Koukl saved the Bible from being disproven by my experience, by teaching the context of popular hearing verses such as “My sheep hear my voice.” And in Part 3 when he talks about “God trying,” it hit the nail on the head for me, because it didn’t make sense that an all-powerful, all-loving Being was trying to speak to me, yet my lack of skill in hearing was a big enough obstacle to thwart His attempts.

Still Hoping for God’s Voice, and how I was a jerk

Through 2011 and 2012, it helped my faith when I limited my time in churches that tried to hear God’s voice. Though I didn’t disappear. The excitement of possibly having conversations with God always had somewhat of a hold on me, even when I was most against it. I thought it was biblical to believe God could still speak to people sometimes and maybe I would get to hear His voice someday after all.

worship no attribution requiredImage of worship found on the internet for illustration purposes only. No idea what this church believes. Probably awesome people who would make good pizza. Also I think the image of pizza at the top of this post looks delicious and is not responsible for any mistaken revelations.

But this hope also frustrated me. Sometimes I responded dismissively or flippantly to anything that sounded like I ought to be able discern God’s will, such as “What do you think God is teaching you in this season?” or even “How has God used our ministry in your life?”  These are harmless questions and if I could go back in time I’d tell myself, “you know they aren’t talking about that listening thing, so just pick something positive to share.”

At one of the low points I left a church because members were having visions that I was initially excited about, but then decided they were probably imaginary because in my opinion they contradicted the Bible. After noticing I wasn’t coming back, they wanted to meet with me and hear me out but I was too angry to accept the invitation so I just ranted in an email. Later on I felt guilty for how I had handled that, especially when I read an article about how pastors have to deal with major interpersonal issues all the time, so I reached out and apologized. I’m grateful they accepted my apology.
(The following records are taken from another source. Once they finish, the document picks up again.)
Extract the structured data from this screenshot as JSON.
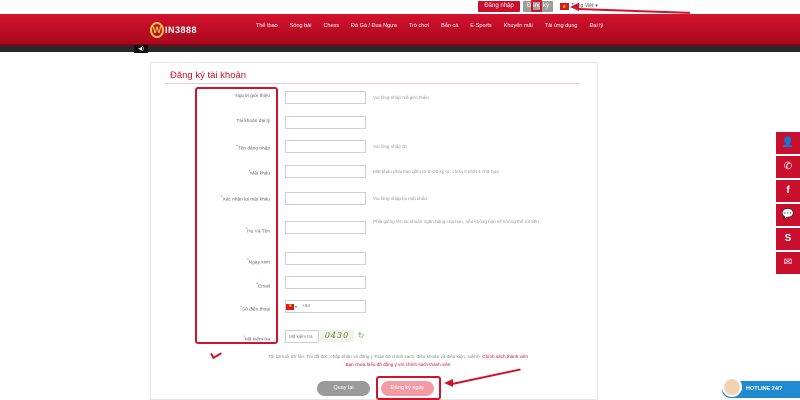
{
  "topbar": {
    "login_label": "Đăng nhập",
    "register_label": "Đăng ký",
    "language_label": "Tiếng Việt"
  },
  "header": {
    "logo_mark": "W",
    "logo_text": "IN3888",
    "nav": [
      "Thể thao",
      "Sòng bài",
      "Chess",
      "Đá Gà / Đua Ngựa",
      "Trò chơi",
      "Bắn cá",
      "E-Sports",
      "Khuyến mãi",
      "Tải ứng dụng",
      "Đại lý"
    ]
  },
  "form": {
    "title": "Đăng ký tài khoản",
    "fields": [
      {
        "label": "Người giới thiệu",
        "required": false,
        "value": "",
        "hint": "Vui lòng nhập mã giới thiệu"
      },
      {
        "label": "Tài khoản đại lý",
        "required": false,
        "value": "",
        "hint": ""
      },
      {
        "label": "Tên đăng nhập",
        "required": true,
        "value": "",
        "hint": "Vui lòng nhập ID"
      },
      {
        "label": "Mật khẩu",
        "required": true,
        "value": "",
        "hint": "Mật khẩu phải bao gồm từ 6~20 ký tự, chứa ít nhất 1 chữ hoa"
      },
      {
        "label": "Xác nhận lại mật khẩu",
        "required": true,
        "value": "",
        "hint": "Vui lòng nhập lại mật khẩu"
      },
      {
        "label": "Họ Và Tên",
        "required": true,
        "value": "",
        "hint": "Phải giống tên tài khoản ngân hàng của bạn, nếu không bạn sẽ không thể rút tiền."
      },
      {
        "label": "Ngày sinh",
        "required": true,
        "value": "",
        "hint": ""
      },
      {
        "label": "Email",
        "required": true,
        "value": "",
        "hint": ""
      },
      {
        "label": "Số điện thoại",
        "required": true,
        "value": "+84",
        "hint": ""
      },
      {
        "label": "Mã kiểm tra",
        "required": true,
        "value": "Mã kiểm tra",
        "hint": ""
      }
    ],
    "captcha_text": "0430",
    "consent_prefix": "Tôi 18 tuổi trở lên, Tôi đã đọc, chấp nhận và đồng ý Toàn bộ chính sách, điều khoản và điều kiện, luật lệ, ",
    "consent_link": "Chính sách thành viên",
    "consent_line2": "Bạn chưa hiểu đã đồng ý với chính sách thành viên",
    "back_label": "Quay lại",
    "submit_label": "Đăng ký ngay"
  },
  "sidebar_icons": [
    "user-icon",
    "phone-icon",
    "facebook-icon",
    "chat-icon",
    "skype-icon",
    "mail-icon"
  ],
  "hotline": {
    "label": "HOTLINE 24/7"
  },
  "colors": {
    "brand_red": "#c8102e",
    "annotation_red": "#d0122a",
    "hotline_blue": "#1f8ad0"
  }
}
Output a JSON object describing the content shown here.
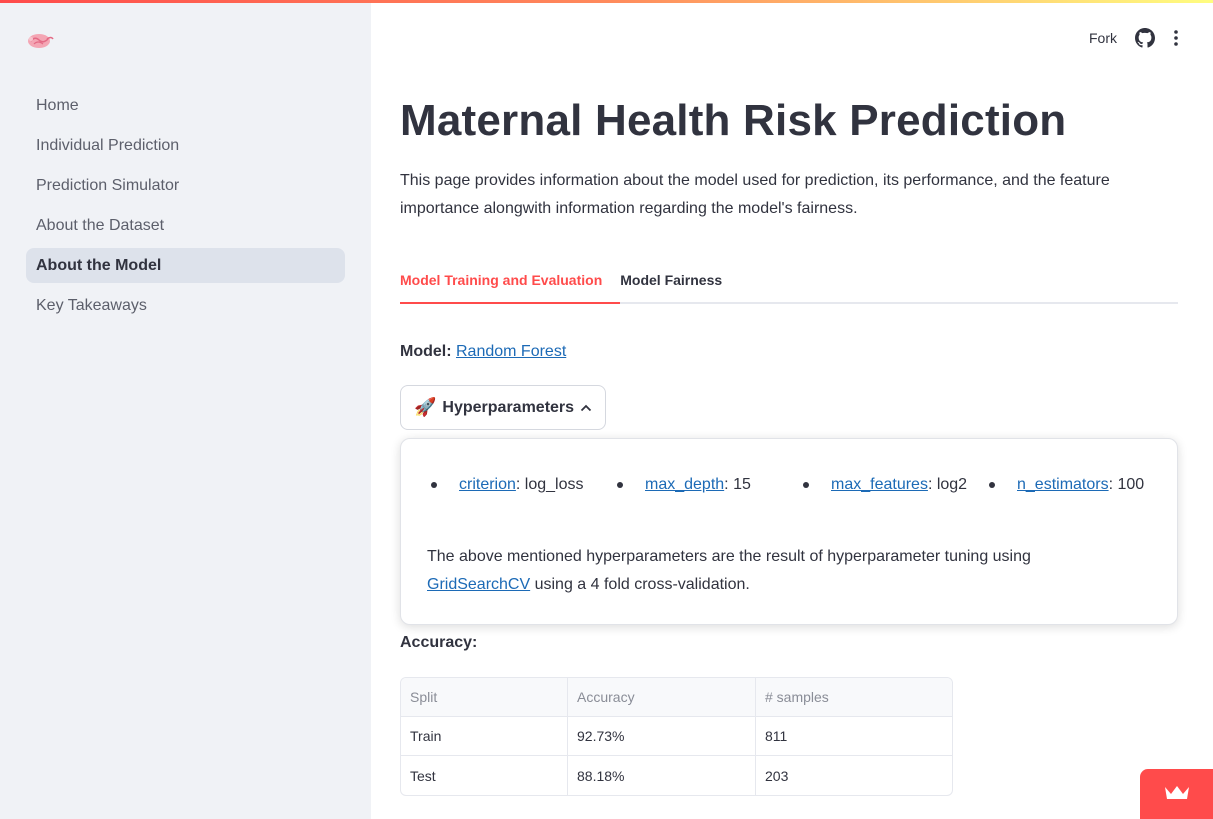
{
  "sidebar": {
    "logo_icon": "placenta-logo-icon",
    "items": [
      {
        "label": "Home",
        "active": false
      },
      {
        "label": "Individual Prediction",
        "active": false
      },
      {
        "label": "Prediction Simulator",
        "active": false
      },
      {
        "label": "About the Dataset",
        "active": false
      },
      {
        "label": "About the Model",
        "active": true
      },
      {
        "label": "Key Takeaways",
        "active": false
      }
    ]
  },
  "header": {
    "fork_label": "Fork",
    "github_icon": "github-icon",
    "menu_icon": "kebab-menu-icon"
  },
  "main": {
    "title": "Maternal Health Risk Prediction",
    "intro": "This page provides information about the model used for prediction, its performance, and the feature importance alongwith information regarding the model's fairness.",
    "tabs": [
      {
        "label": "Model Training and Evaluation",
        "active": true
      },
      {
        "label": "Model Fairness",
        "active": false
      }
    ],
    "model": {
      "label": "Model:",
      "value": "Random Forest"
    },
    "expander": {
      "icon": "rocket-icon",
      "label": "Hyperparameters",
      "expanded": true,
      "params": [
        {
          "name": "criterion",
          "value": ": log_loss"
        },
        {
          "name": "max_depth",
          "value": ": 15"
        },
        {
          "name": "max_features",
          "value": ": log2"
        },
        {
          "name": "n_estimators",
          "value": ": 100"
        }
      ],
      "note_before": "The above mentioned hyperparameters are the result of hyperparameter tuning using ",
      "note_link": "GridSearchCV",
      "note_after": " using a 4 fold cross-validation."
    },
    "accuracy": {
      "label": "Accuracy:",
      "columns": [
        "Split",
        "Accuracy",
        "# samples"
      ],
      "rows": [
        [
          "Train",
          "92.73%",
          "811"
        ],
        [
          "Test",
          "88.18%",
          "203"
        ]
      ]
    }
  },
  "badge": {
    "icon": "crown-icon"
  },
  "colors": {
    "accent": "#ff4b4b",
    "link": "#1c6ab6",
    "sidebar_bg": "#f0f2f6"
  }
}
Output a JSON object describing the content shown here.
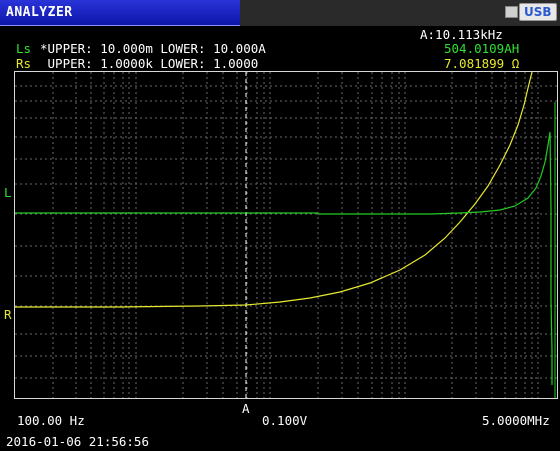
{
  "window": {
    "title": "ANALYZER",
    "usb_label": "USB"
  },
  "header": {
    "frequency": "A:10.113kHz",
    "ls": {
      "name": "Ls",
      "limits": "*UPPER: 10.000m LOWER: 10.000А",
      "value": "504.0109АH"
    },
    "rs": {
      "name": "Rs",
      "limits": " UPPER: 1.0000k LOWER: 1.0000",
      "value": "7.081899 Ω"
    }
  },
  "graph": {
    "left_marker_l": "L",
    "left_marker_r": "R",
    "cursor_label": "A",
    "x_start": "100.00 Hz",
    "amplitude": "0.100V",
    "x_end": "5.0000MHz"
  },
  "status": {
    "datetime": "2016-01-06 21:56:56"
  },
  "colors": {
    "ls_trace": "#22cc22",
    "rs_trace": "#eeee22",
    "title_blue": "#1a22c0",
    "grid": "#888888"
  }
}
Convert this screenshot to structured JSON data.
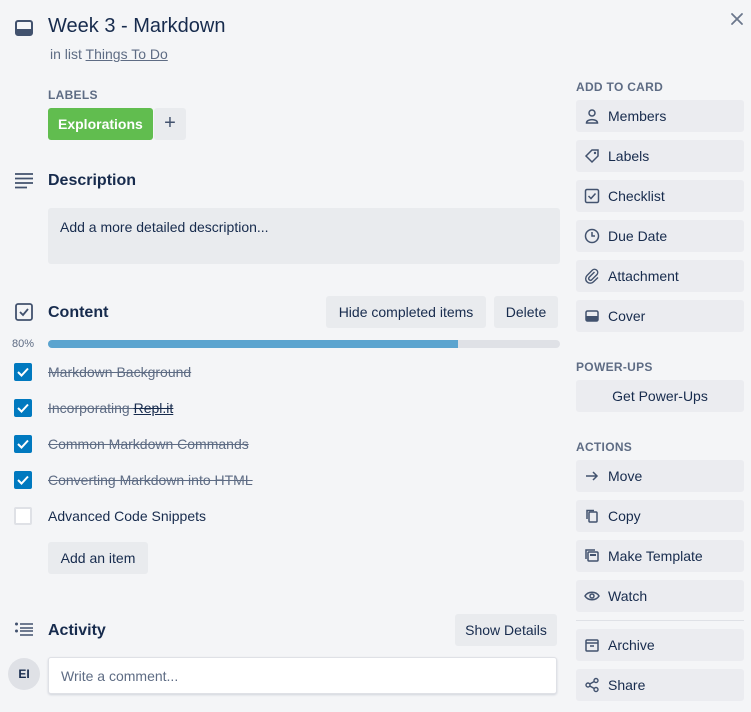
{
  "header": {
    "title": "Week 3 - Markdown",
    "in_list_prefix": "in list",
    "list_name": "Things To Do"
  },
  "labels": {
    "heading": "LABELS",
    "items": [
      {
        "text": "Explorations",
        "color": "#61bd4f"
      }
    ],
    "add_glyph": "+"
  },
  "description": {
    "heading": "Description",
    "placeholder": "Add a more detailed description..."
  },
  "checklist": {
    "heading": "Content",
    "hide_button": "Hide completed items",
    "delete_button": "Delete",
    "progress_label": "80%",
    "progress_fraction": 0.8,
    "items": [
      {
        "text": "Markdown Background",
        "checked": true
      },
      {
        "text": "Incorporating ",
        "link": "Repl.it",
        "checked": true
      },
      {
        "text": "Common Markdown Commands",
        "checked": true
      },
      {
        "text": "Converting Markdown into HTML",
        "checked": true
      },
      {
        "text": "Advanced Code Snippets",
        "checked": false
      }
    ],
    "add_item_button": "Add an item"
  },
  "activity": {
    "heading": "Activity",
    "show_details_button": "Show Details",
    "avatar_initials": "EI",
    "comment_placeholder": "Write a comment..."
  },
  "sidebar": {
    "add_to_card": {
      "heading": "ADD TO CARD",
      "items": [
        {
          "label": "Members",
          "icon": "person-icon"
        },
        {
          "label": "Labels",
          "icon": "tag-icon"
        },
        {
          "label": "Checklist",
          "icon": "checklist-icon"
        },
        {
          "label": "Due Date",
          "icon": "clock-icon"
        },
        {
          "label": "Attachment",
          "icon": "paperclip-icon"
        },
        {
          "label": "Cover",
          "icon": "cover-icon"
        }
      ]
    },
    "power_ups": {
      "heading": "POWER-UPS",
      "button": "Get Power-Ups"
    },
    "actions": {
      "heading": "ACTIONS",
      "items": [
        {
          "label": "Move",
          "icon": "arrow-right-icon"
        },
        {
          "label": "Copy",
          "icon": "copy-icon"
        },
        {
          "label": "Make Template",
          "icon": "template-icon"
        },
        {
          "label": "Watch",
          "icon": "eye-icon"
        },
        {
          "label": "Archive",
          "icon": "archive-icon"
        },
        {
          "label": "Share",
          "icon": "share-icon"
        }
      ]
    }
  },
  "colors": {
    "accent_blue": "#0079bf",
    "progress": "#5ba4cf",
    "label_green": "#61bd4f",
    "background": "#f4f5f7"
  }
}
Years later, I accepted an invitation to be interviewed as a nonbeliever, for a special event at a church I never went to before, and I made sure to remind the congregation that pastors in general face lots of interpersonal conflicts so it’s important to be kind to them.

Conclusion

So, what it came down to for me is that I didn’t want to mistake a relationship with myself, with a relationship with God. I had learned from experience in my first quarter at college in 2008, that there are no God-given shortcuts to finding a healthy church, and for the rest of those 4 years I was working out that there are no shortcuts to figuring out what a “personal relationship with Jesus” is all about either. The lessons that I took from this inner struggle were the following:

  1. God’s not necessarily going to intervene to correct me or any church if we’ve heard Him wrong; I’m going to discover what’s true through a long process of life experience, paying close attention to evidence, and it could take quite a long time to realize if I’m on the wrong track.
  2. When it comes to finding truth, holding onto what resonates and disregarding the rest is not a good habit to be in when listening for God’s voice for yourself, or when listening to people who claim to hear any supernatural voice.
  3. The more ways a revelation can be understood, the more likely it is that one of those interpretations will be right, but it’s also less miraculous when it works out.

These principles played a role in the rest of my story, and I believe our planet would be a brighter place if everyone embraced them.

I wanted to apply these principles to the Bible, and I haven’t forgotten my promise to share what I think is the most clear Biblical contradiction. That will be in Part 4.

This post is part of a series, here are all the posts:

Former Christian: First Principles (pt 1)

Being, Believing, and feeling like Nacho Libre (pt 2)

Listening to God and Bad Pizza (pt 3)

Bible Contradiction & Whack-a-mole (pt 4)

Phone Scams, Life, and Slavery (pt 5)

Noah’s Flood and the Apocalypse (pt 6)

The Dance is Ours (pt 7)

Shielding Myself from Faith (pt 8)

Former Christian Series: Conclusion and Summary